Movie director Tim Story may keep a low-key profile, but he’s a billion dollar man in Hollywood.
Story, 49, is responsible for directing hit movies like “Ride Along,” “Think Like A Man,” “Barbershop,” and “Fantastic Four” amongst others, and seven of his feature films have earned $1.1 billion dollars total at the box office worldwide.
In addition to making major bank, Story has made his way into the history books as the only African-American director to have six movies debut at #1 during their opening weekends. The earnings have surprised analysts who for some reason continue to underestimate the success of his films.

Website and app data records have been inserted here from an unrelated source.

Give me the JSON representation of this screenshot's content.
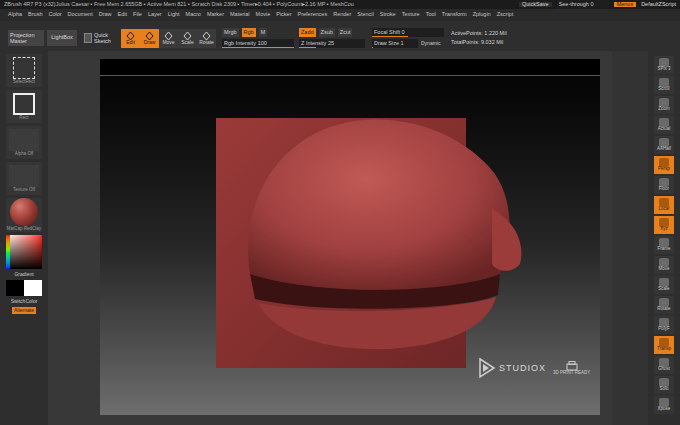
{
  "title_bar": {
    "text": "ZBrush 4R7 P3 (x32)Julius Caesar ▪ Free Mem 2.655GB ▪ Active Mem 821 ▪ Scratch Disk 2309 ▪ Timer▸0.404 ▪ PolyCount▸2.16 MP ▪ MeshCou",
    "quicksave": "QuickSave",
    "see_through": {
      "label": "See-through 0",
      "level": 0
    },
    "menus": {
      "label": "Menus",
      "on": true
    },
    "script": "DefaultZScript"
  },
  "menu": [
    "Alpha",
    "Brush",
    "Color",
    "Document",
    "Draw",
    "Edit",
    "File",
    "Layer",
    "Light",
    "Macro",
    "Marker",
    "Material",
    "Movie",
    "Picker",
    "Preferences",
    "Render",
    "Stencil",
    "Stroke",
    "Texture",
    "Tool",
    "Transform",
    "Zplugin",
    "Zscript"
  ],
  "toolbar": {
    "buttons": [
      "Projection Master",
      "LightBox",
      "Quick Sketch"
    ],
    "modes": [
      {
        "label": "Edit",
        "selected": true
      },
      {
        "label": "Draw",
        "selected": true
      },
      {
        "label": "Move",
        "selected": false
      },
      {
        "label": "Scale",
        "selected": false
      },
      {
        "label": "Rotate",
        "selected": false
      }
    ],
    "color_modes": [
      {
        "label": "Mrgb",
        "selected": false
      },
      {
        "label": "Rgb",
        "selected": true
      },
      {
        "label": "M",
        "selected": false
      }
    ],
    "rgb_intensity": {
      "label": "Rgb Intensity 100",
      "level": 1
    },
    "z_modes": [
      {
        "label": "Zadd",
        "selected": true
      },
      {
        "label": "Zsub",
        "selected": false
      },
      {
        "label": "Zcut",
        "selected": false
      }
    ],
    "z_intensity": {
      "label": "Z Intensity 25",
      "level": 0.25
    },
    "focal_shift": {
      "label": "Focal Shift 0",
      "level": 0.5
    },
    "draw_size": {
      "label": "Draw Size 1",
      "level": 0.01
    },
    "dynamic": "Dynamic",
    "stats": [
      "ActivePoints: 1.220 Mil",
      "TotalPoints: 9.032 Mil"
    ]
  },
  "left_shelf": {
    "items": [
      {
        "label": "SelectRect",
        "kind": "dotted"
      },
      {
        "label": "Rect",
        "kind": "square"
      },
      {
        "label": "Alpha Off",
        "kind": "empty"
      },
      {
        "label": "Texture Off",
        "kind": "empty"
      },
      {
        "label": "MatCap RedClay",
        "kind": "material"
      }
    ],
    "gradient": "Gradient",
    "switch_color": "SwitchColor",
    "alternate": {
      "label": "Alternate",
      "on": true
    }
  },
  "canvas": {
    "logo": {
      "name": "STUDIOX",
      "badge": "3D PRINT READY"
    }
  },
  "right_shelf": [
    {
      "label": "SPix 3",
      "selected": false
    },
    {
      "label": "Scroll",
      "selected": false
    },
    {
      "label": "Zoom",
      "selected": false
    },
    {
      "label": "Actual",
      "selected": false
    },
    {
      "label": "AAHalf",
      "selected": false
    },
    {
      "label": "Persp",
      "selected": true
    },
    {
      "label": "Floor",
      "selected": false
    },
    {
      "label": "Local",
      "selected": true
    },
    {
      "label": "Xyz",
      "selected": true
    },
    {
      "label": "Frame",
      "selected": false
    },
    {
      "label": "Move",
      "selected": false
    },
    {
      "label": "Scale",
      "selected": false
    },
    {
      "label": "Rotate",
      "selected": false
    },
    {
      "label": "PolyF",
      "selected": false
    },
    {
      "label": "Transp",
      "selected": true
    },
    {
      "label": "Ghost",
      "selected": false
    },
    {
      "label": "Solo",
      "selected": false
    },
    {
      "label": "Xpose",
      "selected": false
    }
  ]
}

“It is weird to work for an industry that keeps on using the word surprise,” Story said in a previous interview with TheWrap. “It is so evident that… the Black and brown audience, whatever you want to call it, is so strong. We will keep ‘surprising’ them as long as it allows us to do more movies.”
A native of Los Angeles, Story briefly pursued a rap career when he was younger, performing with Ice-T‘s group, Rhyme Syndicate. Just before signing a record deal, Story decided to give up his dreams of hip-hop stardom when a close friend and fellow group was shot and killed. Fueled by the tragedy, he shifted direction, graduated from USC film school and started a movie in 1996 company with his wife, Vicky.
With his reputation for hit movie-making solidified, Story is now hoping for another win with the latest installation of the “SHAFT” movie franchise which opens on the big screen this Thursday.
The movie, inspired by the 1971 blaxploitation film starring Richard Roundtree, includes Samuel L. Jackson (who now plays Roundtree’s son), and the youngest of the SHAFT men, Jessie T. Usher (who plays Jackson’s son).
TheGrio sat down with Story in the heart of Harlem, NY, where “SHAFT” was filmed, to get the scoop on how he updated the classic Blaxploitation film, representing Black men’s masculinity on-screen, and the secret formula needed to “make it” in Hollywood.
TheGrio: Let’s talk about the three generations of Black men in this movie and their relationships to one another. Why was that such an important element to include in the film?
TIM STORY: To get a script that kind of just gave you the story like Kenya Barris gave me, where you’re talking about such poignant points and just such great relationships and then to bring it to screen was just the right thing to do. Especially with Shaft because you’re dealing with such an icon in terms of the definition of manhood.
Then of course there is the question of what is a man? How do you define manhood today? We have Jessie T. Usher to kind of have his millennial version of what that is. To have that conversation about what it means to be a man today was just a lot of fun.
TheGrio: I noticed that part Jessie’s character does challenge his elders frequently in the film. Do you think that can be helpful in terms of conversations that we have in our own families about Black manhood?
TIM STORY: One hundred percent. There are things of the past that should still be around today. For instance, I don’t think it’s a bad thing to open a door for a woman. Then there are other things that obviously don’t belong today and then there are new ways of doing things. There’s a new definition for womanhood as well and that has to be kind of put inside the definition of manhood.
TheGrio: When I was young, watching blaxploitation films, there was typically at least one, strong female hero, but in some of these movies, the women were just there as eye candy. The women in SHAFT are much more and feel very much like food for our souls. What was the intention behind that?
TIM STORY: We’re just in a world where womanhood has been represented so strongly now and it’s just a great time to bring them even further into the forefront. We wanted to mess with the fact that we’ve got a new era and it’s women who deserve this representation now. In doing this movie we had to be sure we did that.
When you have actresses like Regina Hall and Alexandra Shipp, they’re as powerful as the men and in some cases, even more. I wanted to be sure we show that in this movie.
TheGrio: What was one unexpected challenge that you’ve had to face in your career and what advice would you give to an up-and-coming Black creative who’s trying to be the next Tim Story?
TIM STORY: Good question. It’s hard. You have to get it done. You have to learn your trade. You have to learn what it is you’re trying to do if it’s a filmmaker. What’s cool about today is the medium for which we show our product. The lines are getting blurred. Whether it’s a film or a television show or a miniseries, whatever it is. It’s getting your idea across and making it.
There used to be a problem way back when your movie went to straight to DVD. If you’re a filmmaker, that’s a bad thing, but now, if it goes to Netflix, it’s not a bad thing anymore.
I just say to any filmmaker who’s coming up or learning to do what they do to just finish and see it to the end. Once you’ve finished it you’ll see that there are so many avenues for it to come out. Lastly, don’t be discouraged by what you you’re going through.
This interview has been edited for length and clarity. ‘SHAFT’ hits theaters June 13th.